While preferred embodiments of the present invention have been shown and described herein, it will be obvious to those skilled in the art that such embodiments are provided by way of example only. Numerous variations, changes, and substitutions will now occur to those skilled in the art without departing from the spirit and scope of the appended claims.

Referenced by
Citing PatentFiling datePublication dateApplicantTitle
US8162978 *Mar 25, 2008Apr 24, 2012Linvatec CorporationNon-metallic knotless suture anchor
US8317827Jan 7, 2009Nov 27, 2012Ethicon Endo-Surgery, Inc.Suturing devices and methods
US8409252 *Jun 18, 2009Apr 2, 2013Linvatec CorporationKnotless suture anchor
US8540735 *Dec 16, 2010Sep 24, 2013Apollo Endosurgery, Inc.Endoscopic suture cinch system
US8709040Jun 26, 2009Apr 29, 2014Vitasynergies, LlcSuture anchor, guide for locating a hole in a bone, and suture anchor delivery tool
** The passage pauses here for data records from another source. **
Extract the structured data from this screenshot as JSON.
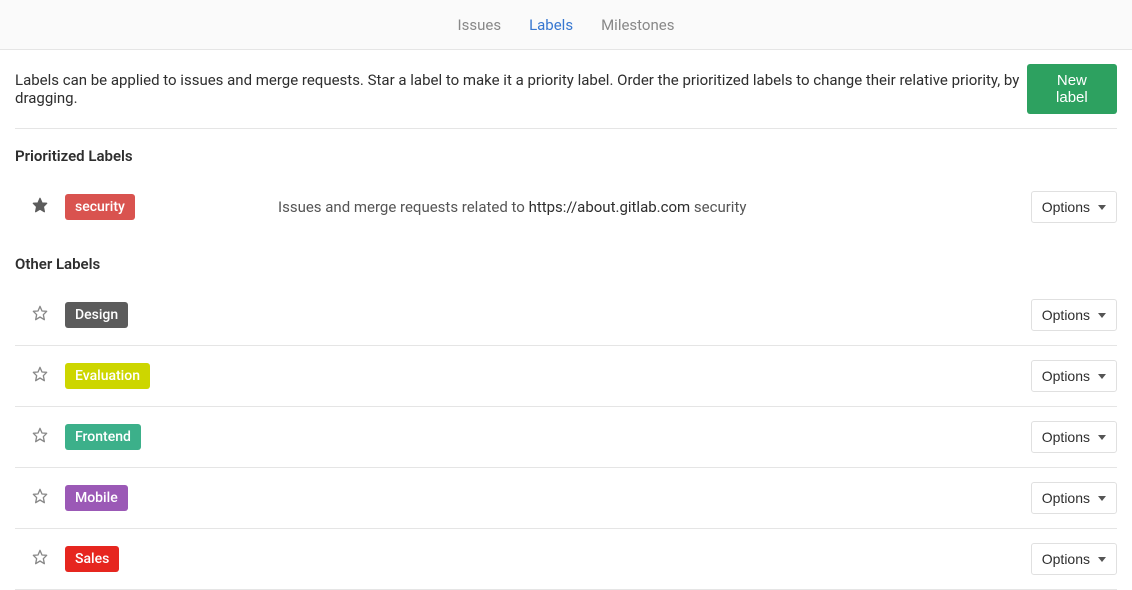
{
  "tabs": {
    "issues": "Issues",
    "labels": "Labels",
    "milestones": "Milestones"
  },
  "header": {
    "help_text": "Labels can be applied to issues and merge requests. Star a label to make it a priority label. Order the prioritized labels to change their relative priority, by dragging.",
    "new_label_button": "New label"
  },
  "sections": {
    "prioritized_heading": "Prioritized Labels",
    "other_heading": "Other Labels"
  },
  "prioritized": [
    {
      "name": "security",
      "color": "#d9534f",
      "starred": true,
      "description_pre": "Issues and merge requests related to ",
      "description_link": "https://about.gitlab.com",
      "description_post": " security"
    }
  ],
  "other": [
    {
      "name": "Design",
      "color": "#5c5c5c",
      "starred": false
    },
    {
      "name": "Evaluation",
      "color": "#cdd600",
      "starred": false
    },
    {
      "name": "Frontend",
      "color": "#3cb08a",
      "starred": false
    },
    {
      "name": "Mobile",
      "color": "#9b59b6",
      "starred": false
    },
    {
      "name": "Sales",
      "color": "#e6261f",
      "starred": false
    }
  ],
  "options_button": "Options"
}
US20090248068 *Mar 25, 2008Oct 1, 2009Linvatec CorporationNon-metallic knotless suture anchor
US20090318964 *Jun 18, 2009Dec 24, 2009Giuseppe LombardoKnotless suture anchor
US20120158023 *Dec 16, 2010Jun 21, 2012Vladimir MitelbergEndoscopic Suture Cinch System
EP2016909A2Jul 17, 2008Jan 21, 2009Ethicon Endo-Surgery, Inc.Device for insufflating the interior of a gastric cavity of a patient
EP2016910A2Jul 17, 2008Jan 21, 2009Ethicon Endo-Surgery, Inc.Hybrid endoscopic/laparoscopic device for forming serosa to serosa plications in a gastric cavity
WO2009146402A1 *May 29, 2009Dec 3, 2009Ethicon Endo-Surgery, Inc.Endoscopic suturing tension controlling and indication devices
WO2010080791A2Jan 6, 2010Jul 15, 2010Ethicon Endo-Surgery, Inc.Suturing devices and methods
Classifications
U.S. Classification606/232
International ClassificationA61B17/04
Cooperative ClassificationA61B2017/0488, A61B17/0469, A61B17/0487, A61B2017/0458
European ClassificationA61B17/04E, A61B17/04K
Legal Events
DateCodeEventDescription
Jul 31, 2006ASAssignment
Owner name: ETHICON ENDO-SURGERY, INC., OHIO
Free format text: ASSIGNMENT OF ASSIGNORS INTEREST;ASSIGNORS:STOKES, MICHAEL J.;CONLON, SEAN P.;HOLCOMB, MATTHEW D.;REEL/FRAME:018139/0398
Effective date: 20060601